Time for real talk: if your idea of Spanish food is free plates of delicious tapas with your drinks at the bar, Madrid is going to disappoint you. Although it is possible to find, it’s not always worth the trouble. In fact, if you think any of my food related tips are going to be praising Spanish food at all, stop reading now. I am not a fan (and if you’re vegetarian, you’re not going to be either). But I do appreciate good food… it’s just not what you’d necessarily relate to Spain.

Federal Café (metro Noviciado): This is probably my favourite place to grab lunch in Madrid. It’s big and bright and spacious and is a favourite among the expat scene. It’s an Australian place, with another location in Barcelona, and it’s definitely my go-to place if I’m craving a sandwich… which really don’t exist in Spain. My favourite is the haloumi.

Toma Café (metros Noviciado/Tribunal): This place is consistently referred to as the best coffee in Madrid, and I’d have to agree. It’s a quirky little place that’s more like a hole in the wall, but if you do manage to fight for a seat in here, stop for one of their iced coffees (another rarity in Madrid, usually if I request one I’m handed a regular coffee and a separate glass full of ice… you’re welcome).

Coffee & Kicks (metro Callao): This is a new place but has quickly become one of my favourites. Another place for excellent iced lattes or cold brew coffee (and an extra delicious lemon cake). It’d be so easy to walk right passed this place if you didn’t know what you were looking for, but that’s just part of it’s charm.

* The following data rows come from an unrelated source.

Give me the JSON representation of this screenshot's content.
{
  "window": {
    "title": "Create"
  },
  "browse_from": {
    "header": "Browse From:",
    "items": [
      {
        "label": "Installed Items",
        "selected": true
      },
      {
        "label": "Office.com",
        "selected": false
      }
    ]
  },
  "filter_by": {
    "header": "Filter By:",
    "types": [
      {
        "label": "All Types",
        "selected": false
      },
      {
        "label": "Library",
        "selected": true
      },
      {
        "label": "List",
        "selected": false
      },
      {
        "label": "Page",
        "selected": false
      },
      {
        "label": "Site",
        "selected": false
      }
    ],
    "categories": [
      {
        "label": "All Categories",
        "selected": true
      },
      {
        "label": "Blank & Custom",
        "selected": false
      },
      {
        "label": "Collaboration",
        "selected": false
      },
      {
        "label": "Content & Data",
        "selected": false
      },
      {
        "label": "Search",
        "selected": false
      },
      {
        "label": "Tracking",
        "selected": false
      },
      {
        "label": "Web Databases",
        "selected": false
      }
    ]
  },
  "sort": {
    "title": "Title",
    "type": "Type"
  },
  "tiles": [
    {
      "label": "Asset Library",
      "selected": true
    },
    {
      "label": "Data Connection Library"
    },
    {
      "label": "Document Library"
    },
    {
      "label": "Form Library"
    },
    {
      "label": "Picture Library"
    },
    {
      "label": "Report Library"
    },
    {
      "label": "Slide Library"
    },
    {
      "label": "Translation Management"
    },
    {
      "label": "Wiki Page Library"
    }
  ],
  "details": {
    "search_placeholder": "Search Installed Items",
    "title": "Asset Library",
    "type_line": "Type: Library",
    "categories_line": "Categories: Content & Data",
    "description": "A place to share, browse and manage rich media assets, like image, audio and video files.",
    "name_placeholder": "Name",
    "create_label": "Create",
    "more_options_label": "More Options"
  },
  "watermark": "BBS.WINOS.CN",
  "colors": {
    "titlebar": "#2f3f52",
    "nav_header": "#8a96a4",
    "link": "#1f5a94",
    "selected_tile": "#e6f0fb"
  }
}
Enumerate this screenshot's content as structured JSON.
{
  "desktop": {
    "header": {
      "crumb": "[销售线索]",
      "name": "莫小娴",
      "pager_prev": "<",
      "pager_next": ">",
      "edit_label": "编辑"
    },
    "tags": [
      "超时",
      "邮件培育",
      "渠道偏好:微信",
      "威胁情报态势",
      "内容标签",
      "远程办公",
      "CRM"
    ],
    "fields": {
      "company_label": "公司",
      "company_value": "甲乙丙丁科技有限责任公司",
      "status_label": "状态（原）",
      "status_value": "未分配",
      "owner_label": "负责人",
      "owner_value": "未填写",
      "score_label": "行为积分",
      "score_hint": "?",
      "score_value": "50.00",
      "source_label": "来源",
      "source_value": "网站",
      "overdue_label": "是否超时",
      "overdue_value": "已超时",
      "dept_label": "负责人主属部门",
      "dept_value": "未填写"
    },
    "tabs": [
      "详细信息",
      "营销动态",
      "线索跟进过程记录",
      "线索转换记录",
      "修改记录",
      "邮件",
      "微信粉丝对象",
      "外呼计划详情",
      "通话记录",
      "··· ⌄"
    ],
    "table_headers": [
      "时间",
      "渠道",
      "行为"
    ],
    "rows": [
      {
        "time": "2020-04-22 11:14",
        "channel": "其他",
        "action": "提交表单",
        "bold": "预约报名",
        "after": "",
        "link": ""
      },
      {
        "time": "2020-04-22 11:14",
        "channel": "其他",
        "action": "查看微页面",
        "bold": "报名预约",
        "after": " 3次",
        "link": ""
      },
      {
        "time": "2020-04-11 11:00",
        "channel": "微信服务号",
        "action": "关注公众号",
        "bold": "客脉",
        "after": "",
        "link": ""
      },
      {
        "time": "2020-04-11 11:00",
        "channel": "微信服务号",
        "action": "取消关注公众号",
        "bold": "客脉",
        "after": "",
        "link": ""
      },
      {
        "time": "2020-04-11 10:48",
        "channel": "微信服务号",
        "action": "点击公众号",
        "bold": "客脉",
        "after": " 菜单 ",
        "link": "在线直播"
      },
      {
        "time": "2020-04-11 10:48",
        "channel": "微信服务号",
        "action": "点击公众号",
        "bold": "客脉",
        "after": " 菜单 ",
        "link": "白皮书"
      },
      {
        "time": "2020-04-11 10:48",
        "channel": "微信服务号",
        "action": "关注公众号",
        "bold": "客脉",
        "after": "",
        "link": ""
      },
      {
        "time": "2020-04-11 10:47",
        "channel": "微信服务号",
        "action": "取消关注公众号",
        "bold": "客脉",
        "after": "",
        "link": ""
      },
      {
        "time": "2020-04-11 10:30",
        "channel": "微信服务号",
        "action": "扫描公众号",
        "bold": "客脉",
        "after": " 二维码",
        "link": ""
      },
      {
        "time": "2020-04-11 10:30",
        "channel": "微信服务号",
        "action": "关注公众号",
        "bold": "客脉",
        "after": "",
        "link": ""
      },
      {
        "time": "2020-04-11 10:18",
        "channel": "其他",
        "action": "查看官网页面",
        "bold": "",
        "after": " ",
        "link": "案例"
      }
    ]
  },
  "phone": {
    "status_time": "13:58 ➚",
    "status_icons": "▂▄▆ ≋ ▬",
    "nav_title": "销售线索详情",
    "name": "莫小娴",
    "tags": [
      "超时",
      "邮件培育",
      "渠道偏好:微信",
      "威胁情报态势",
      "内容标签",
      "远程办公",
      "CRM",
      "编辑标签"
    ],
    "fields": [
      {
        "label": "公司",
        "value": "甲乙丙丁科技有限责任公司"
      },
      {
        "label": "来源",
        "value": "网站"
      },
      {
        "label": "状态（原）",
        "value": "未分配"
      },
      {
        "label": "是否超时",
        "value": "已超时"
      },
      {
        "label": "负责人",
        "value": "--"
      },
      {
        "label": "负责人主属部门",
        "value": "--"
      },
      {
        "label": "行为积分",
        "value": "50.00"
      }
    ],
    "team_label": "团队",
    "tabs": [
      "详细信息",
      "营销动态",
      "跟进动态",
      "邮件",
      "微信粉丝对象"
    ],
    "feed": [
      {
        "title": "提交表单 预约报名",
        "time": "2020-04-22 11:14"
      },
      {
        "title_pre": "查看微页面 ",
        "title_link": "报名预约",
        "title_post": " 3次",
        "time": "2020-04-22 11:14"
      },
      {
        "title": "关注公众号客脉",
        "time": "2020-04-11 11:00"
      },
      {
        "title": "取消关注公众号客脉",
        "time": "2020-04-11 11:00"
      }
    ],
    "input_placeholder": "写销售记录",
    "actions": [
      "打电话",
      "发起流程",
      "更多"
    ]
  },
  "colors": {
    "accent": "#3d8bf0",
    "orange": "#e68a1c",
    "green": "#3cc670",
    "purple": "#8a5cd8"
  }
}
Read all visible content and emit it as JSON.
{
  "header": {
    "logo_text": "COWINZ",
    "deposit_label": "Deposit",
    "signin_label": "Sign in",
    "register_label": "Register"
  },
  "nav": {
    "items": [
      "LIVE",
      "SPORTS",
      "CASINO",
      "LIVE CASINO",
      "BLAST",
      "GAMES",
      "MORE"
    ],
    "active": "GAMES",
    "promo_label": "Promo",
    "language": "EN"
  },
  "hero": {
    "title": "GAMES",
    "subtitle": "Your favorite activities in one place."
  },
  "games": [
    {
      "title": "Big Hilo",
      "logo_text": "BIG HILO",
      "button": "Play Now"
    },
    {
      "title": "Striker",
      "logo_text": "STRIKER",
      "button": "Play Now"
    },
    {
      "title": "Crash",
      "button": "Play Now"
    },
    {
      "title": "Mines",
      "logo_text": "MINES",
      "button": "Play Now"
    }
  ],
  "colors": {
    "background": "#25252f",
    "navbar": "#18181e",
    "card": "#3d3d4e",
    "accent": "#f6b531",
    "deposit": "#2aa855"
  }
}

La Chelinda (metros Sol/Antòn Martín): I’d describe this place as a feminist Mexican restaurant, which are three words after my own heart if there ever were any. I would do anything for Mexico and Spain to switch their cuisines, but I think this place is the closest I’m gonna get. Try the veggie burrito.

La Infinito (metros Antón Martín/Lavapies): As an English graduate, I’m a sucker for anything with a literary reference. This adorable little library café hybrid is a really quiet little spot perfect for getting work done. It also does hummus, something you’d think a country with such Arab influences would have more of, but alas. I promise I don’t pick my menu options based on which literary character they’re named after, honest.

Viva Chapata (metro Lavapies): VEGAN FOOD. VEGETARIAN FOOD. I LOVE YOU. Aaaaah. In a sea of chorizo and jamón, finding somewhere with an overwhelmingly vegan menu felt like a hallucination. A veggie mirage in a world of cooked animal carcasses. Although it does have meat options too, y’know, if you’re into that stuff.

So go forth, holiday-goers and newbie expats of Madrid, eat good food and try to ignore all the weird giant pig legs that adorn every bar/supermarket/restaurant you see.